- Entries supplied -

···

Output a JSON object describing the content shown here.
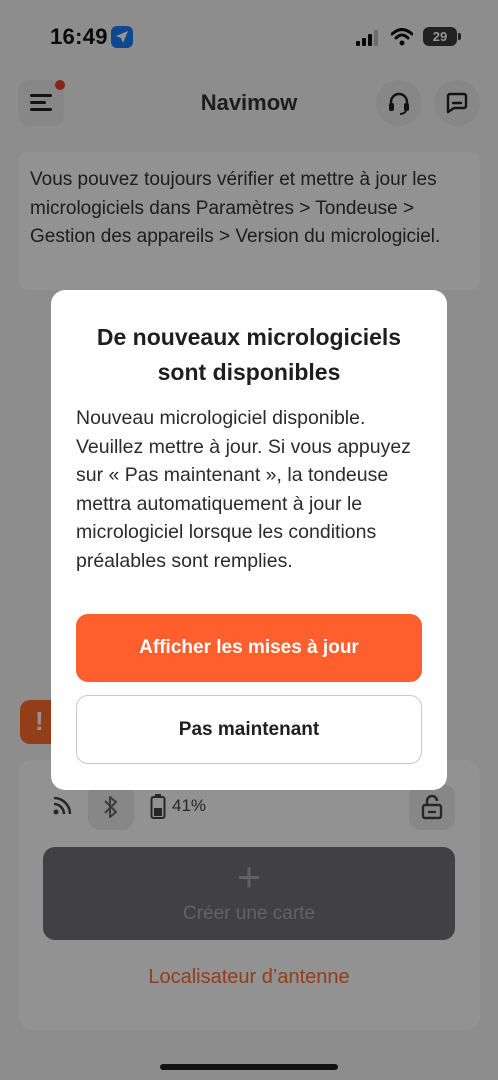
{
  "status_bar": {
    "time": "16:49",
    "battery": "29"
  },
  "header": {
    "title": "Navimow"
  },
  "info_card": {
    "text": "Vous pouvez toujours vérifier et mettre à jour les micrologiciels dans Paramètres > Tondeuse > Gestion des appareils > Version du micrologiciel."
  },
  "alert": {
    "symbol": "!"
  },
  "device": {
    "battery_percent": "41%",
    "create_map_icon": "+",
    "create_map_label": "Créer une carte",
    "antenna_link": "Localisateur d’antenne"
  },
  "dialog": {
    "title": "De nouveaux micrologiciels sont disponibles",
    "body": "Nouveau micrologiciel disponible. Veuillez mettre à jour. Si vous appuyez sur « Pas maintenant », la tondeuse mettra automatiquement à jour le micrologiciel lorsque les conditions préalables sont remplies.",
    "primary_button": "Afficher les mises à jour",
    "secondary_button": "Pas maintenant"
  },
  "colors": {
    "accent": "#ff5f2c",
    "location_badge": "#1a7cf5",
    "notification_dot": "#e8442c"
  },
  "icons": [
    "location-arrow-icon",
    "cellular-signal-icon",
    "wifi-icon",
    "battery-icon",
    "menu-icon",
    "headset-icon",
    "chat-icon",
    "rss-signal-icon",
    "bluetooth-icon",
    "mower-battery-icon",
    "unlock-icon",
    "alert-icon",
    "plus-icon"
  ]
}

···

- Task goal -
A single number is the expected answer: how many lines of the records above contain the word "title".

- Expected output -
2